[Data about app and page elements]
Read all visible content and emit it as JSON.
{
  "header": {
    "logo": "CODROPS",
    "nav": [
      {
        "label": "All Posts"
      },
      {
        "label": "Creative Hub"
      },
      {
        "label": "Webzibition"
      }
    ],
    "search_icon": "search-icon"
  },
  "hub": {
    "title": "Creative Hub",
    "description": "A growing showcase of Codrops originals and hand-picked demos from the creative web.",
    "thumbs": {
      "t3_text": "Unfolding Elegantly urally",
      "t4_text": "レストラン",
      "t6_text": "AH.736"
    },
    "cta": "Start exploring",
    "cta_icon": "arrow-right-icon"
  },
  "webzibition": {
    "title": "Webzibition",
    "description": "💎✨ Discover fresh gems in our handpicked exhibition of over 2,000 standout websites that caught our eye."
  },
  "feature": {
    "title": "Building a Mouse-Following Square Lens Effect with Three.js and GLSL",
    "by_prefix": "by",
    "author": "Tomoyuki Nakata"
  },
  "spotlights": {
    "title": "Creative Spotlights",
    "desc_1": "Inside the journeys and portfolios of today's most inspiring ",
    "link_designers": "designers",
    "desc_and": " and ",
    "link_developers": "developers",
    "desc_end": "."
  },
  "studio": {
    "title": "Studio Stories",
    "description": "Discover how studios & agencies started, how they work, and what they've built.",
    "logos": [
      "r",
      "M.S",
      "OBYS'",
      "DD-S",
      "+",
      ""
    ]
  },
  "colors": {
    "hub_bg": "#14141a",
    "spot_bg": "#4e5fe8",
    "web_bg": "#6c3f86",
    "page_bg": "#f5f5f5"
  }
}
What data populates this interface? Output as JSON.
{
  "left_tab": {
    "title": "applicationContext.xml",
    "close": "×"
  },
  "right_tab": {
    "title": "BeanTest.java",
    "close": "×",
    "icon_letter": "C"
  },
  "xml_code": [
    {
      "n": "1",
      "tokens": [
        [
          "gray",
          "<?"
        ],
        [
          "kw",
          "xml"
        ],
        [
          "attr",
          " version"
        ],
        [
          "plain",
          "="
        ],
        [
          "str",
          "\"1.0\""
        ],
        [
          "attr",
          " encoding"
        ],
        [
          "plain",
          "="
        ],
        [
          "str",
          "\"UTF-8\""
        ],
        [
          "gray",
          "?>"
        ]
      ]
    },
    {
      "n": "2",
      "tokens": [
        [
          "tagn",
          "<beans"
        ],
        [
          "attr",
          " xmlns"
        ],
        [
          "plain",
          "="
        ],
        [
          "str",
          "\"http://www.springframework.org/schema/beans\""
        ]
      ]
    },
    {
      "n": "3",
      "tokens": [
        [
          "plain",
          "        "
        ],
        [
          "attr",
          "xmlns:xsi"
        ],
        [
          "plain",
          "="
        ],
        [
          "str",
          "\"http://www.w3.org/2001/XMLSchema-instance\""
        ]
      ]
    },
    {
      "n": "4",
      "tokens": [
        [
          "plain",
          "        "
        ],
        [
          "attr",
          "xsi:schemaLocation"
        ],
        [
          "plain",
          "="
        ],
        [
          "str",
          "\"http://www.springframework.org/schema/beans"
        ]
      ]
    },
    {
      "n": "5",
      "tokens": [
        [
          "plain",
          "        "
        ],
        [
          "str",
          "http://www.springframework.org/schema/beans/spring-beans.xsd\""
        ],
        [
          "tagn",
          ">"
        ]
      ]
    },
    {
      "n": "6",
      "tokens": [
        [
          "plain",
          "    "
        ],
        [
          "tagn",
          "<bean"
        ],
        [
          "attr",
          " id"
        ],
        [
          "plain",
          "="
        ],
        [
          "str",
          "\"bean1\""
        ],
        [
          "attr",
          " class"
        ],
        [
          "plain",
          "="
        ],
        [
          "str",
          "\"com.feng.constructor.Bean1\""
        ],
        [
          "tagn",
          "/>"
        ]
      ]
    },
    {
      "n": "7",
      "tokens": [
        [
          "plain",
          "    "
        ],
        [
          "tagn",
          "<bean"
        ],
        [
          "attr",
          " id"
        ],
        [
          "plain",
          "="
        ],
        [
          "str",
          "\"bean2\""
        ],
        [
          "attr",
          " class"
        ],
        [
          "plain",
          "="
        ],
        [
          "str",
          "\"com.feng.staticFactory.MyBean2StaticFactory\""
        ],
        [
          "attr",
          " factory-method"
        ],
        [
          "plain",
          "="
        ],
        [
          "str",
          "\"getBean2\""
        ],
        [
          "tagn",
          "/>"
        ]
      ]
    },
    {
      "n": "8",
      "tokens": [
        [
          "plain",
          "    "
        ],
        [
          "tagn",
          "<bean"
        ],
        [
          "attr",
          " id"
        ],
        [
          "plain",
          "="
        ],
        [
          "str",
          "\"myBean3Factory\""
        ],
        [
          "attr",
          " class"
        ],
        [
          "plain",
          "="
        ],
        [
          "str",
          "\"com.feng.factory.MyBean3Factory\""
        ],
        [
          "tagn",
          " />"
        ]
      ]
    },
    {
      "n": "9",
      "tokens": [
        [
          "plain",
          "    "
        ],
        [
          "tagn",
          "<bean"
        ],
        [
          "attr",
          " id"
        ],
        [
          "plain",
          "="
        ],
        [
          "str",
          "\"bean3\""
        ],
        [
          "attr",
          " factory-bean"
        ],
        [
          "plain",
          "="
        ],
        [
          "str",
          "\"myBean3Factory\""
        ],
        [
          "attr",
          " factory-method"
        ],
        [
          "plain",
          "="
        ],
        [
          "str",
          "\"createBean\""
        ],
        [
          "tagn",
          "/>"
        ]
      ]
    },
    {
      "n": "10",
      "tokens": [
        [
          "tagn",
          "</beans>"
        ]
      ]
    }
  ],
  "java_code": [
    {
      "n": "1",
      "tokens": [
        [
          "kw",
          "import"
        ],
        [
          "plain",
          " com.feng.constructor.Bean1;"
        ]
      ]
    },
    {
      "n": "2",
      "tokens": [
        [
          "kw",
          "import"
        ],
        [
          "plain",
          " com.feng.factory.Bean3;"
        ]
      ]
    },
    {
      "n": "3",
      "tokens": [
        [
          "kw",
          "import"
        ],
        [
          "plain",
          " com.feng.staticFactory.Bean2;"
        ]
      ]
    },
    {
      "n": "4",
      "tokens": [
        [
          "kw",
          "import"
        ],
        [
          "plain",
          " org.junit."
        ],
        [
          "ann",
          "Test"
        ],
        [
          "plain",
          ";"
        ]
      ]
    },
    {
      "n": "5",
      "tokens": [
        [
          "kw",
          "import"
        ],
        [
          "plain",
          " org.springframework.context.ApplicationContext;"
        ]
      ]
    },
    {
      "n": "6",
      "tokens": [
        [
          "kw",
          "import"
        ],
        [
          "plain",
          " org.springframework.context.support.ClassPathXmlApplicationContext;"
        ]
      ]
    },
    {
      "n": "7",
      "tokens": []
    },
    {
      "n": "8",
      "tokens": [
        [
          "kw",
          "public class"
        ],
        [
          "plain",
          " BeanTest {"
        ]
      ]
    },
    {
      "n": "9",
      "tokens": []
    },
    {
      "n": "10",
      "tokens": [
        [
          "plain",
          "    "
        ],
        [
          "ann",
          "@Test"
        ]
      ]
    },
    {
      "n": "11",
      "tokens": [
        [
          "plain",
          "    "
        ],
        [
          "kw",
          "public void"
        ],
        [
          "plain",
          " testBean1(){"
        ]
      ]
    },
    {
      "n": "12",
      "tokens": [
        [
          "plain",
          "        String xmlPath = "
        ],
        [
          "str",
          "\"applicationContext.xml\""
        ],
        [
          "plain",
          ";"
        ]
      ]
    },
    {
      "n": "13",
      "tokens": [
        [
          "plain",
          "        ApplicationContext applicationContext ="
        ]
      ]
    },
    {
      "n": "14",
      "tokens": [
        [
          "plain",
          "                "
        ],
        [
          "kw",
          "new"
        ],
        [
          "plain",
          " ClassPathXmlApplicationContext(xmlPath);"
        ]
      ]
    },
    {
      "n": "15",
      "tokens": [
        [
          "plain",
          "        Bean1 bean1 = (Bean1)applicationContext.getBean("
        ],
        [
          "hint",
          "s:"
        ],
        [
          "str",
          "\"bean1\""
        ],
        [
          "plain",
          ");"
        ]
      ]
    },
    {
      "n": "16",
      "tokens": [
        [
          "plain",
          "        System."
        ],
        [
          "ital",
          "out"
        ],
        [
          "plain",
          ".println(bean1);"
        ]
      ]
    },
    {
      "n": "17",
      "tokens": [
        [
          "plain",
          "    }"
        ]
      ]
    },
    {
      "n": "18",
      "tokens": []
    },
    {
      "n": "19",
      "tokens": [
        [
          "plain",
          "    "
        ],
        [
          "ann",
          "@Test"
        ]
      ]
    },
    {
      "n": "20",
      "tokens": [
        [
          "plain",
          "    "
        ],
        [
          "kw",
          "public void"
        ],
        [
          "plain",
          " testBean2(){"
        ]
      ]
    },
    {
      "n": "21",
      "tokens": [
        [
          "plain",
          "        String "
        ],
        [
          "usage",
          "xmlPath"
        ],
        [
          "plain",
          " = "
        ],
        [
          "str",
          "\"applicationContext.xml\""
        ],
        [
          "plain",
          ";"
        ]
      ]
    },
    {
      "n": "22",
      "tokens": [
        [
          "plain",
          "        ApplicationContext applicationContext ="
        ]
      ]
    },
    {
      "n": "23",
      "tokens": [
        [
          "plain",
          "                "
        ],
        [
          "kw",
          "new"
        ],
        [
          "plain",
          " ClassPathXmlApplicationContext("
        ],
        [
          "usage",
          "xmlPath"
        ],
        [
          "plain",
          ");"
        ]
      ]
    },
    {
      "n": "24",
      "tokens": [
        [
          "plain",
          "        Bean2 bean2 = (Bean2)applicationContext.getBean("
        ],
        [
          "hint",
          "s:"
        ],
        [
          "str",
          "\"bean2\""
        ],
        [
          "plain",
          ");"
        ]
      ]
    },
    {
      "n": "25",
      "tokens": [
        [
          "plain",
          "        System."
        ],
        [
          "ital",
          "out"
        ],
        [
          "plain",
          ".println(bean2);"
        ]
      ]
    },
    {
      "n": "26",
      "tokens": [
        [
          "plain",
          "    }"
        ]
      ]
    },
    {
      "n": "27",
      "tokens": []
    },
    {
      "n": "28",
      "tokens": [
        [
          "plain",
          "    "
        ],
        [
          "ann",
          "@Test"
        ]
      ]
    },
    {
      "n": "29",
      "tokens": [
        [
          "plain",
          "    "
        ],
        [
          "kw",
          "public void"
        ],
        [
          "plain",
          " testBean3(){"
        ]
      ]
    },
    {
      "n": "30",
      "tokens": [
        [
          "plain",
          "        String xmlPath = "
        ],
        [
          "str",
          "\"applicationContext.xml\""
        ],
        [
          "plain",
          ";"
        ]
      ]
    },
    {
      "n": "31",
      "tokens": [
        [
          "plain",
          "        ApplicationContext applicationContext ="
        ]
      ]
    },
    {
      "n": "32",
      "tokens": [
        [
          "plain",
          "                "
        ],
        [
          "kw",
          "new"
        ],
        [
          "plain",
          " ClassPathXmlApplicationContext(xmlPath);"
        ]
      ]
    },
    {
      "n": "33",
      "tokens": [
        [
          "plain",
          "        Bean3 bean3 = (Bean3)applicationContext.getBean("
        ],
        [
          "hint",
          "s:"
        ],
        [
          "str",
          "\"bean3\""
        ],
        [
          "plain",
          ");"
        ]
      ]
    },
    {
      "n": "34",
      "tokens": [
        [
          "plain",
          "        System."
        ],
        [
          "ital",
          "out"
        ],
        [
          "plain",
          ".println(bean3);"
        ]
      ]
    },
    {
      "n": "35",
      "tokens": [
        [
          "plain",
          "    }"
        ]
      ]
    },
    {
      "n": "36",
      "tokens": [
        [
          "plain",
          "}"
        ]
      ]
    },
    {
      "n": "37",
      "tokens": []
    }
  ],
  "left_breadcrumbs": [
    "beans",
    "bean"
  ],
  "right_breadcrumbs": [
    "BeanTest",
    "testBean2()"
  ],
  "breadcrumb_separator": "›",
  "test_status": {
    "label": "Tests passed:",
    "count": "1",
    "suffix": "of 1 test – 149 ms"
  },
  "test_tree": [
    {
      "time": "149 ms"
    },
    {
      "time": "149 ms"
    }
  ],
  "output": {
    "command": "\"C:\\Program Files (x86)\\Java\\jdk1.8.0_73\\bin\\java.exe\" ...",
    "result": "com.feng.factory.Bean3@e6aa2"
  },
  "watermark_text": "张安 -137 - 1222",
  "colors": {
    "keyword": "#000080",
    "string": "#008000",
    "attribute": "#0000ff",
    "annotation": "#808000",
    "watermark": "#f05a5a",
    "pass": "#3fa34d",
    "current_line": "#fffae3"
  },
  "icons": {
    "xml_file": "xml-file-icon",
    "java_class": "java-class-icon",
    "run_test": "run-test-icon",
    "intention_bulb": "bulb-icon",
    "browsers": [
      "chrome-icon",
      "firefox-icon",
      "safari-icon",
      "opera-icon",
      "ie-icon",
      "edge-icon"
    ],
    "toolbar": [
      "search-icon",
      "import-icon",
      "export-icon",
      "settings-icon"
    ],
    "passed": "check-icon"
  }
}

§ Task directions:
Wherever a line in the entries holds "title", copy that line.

§ Answer to this problem:
    "title": "Creative Hub",
    "title": "Webzibition",
    "title": "Building a Mouse-Following Square Lens Effect with Three.js and GLSL",
    "title": "Creative Spotlights",
    "title": "Studio Stories",
    "title": "applicationContext.xml",
    "title": "BeanTest.java",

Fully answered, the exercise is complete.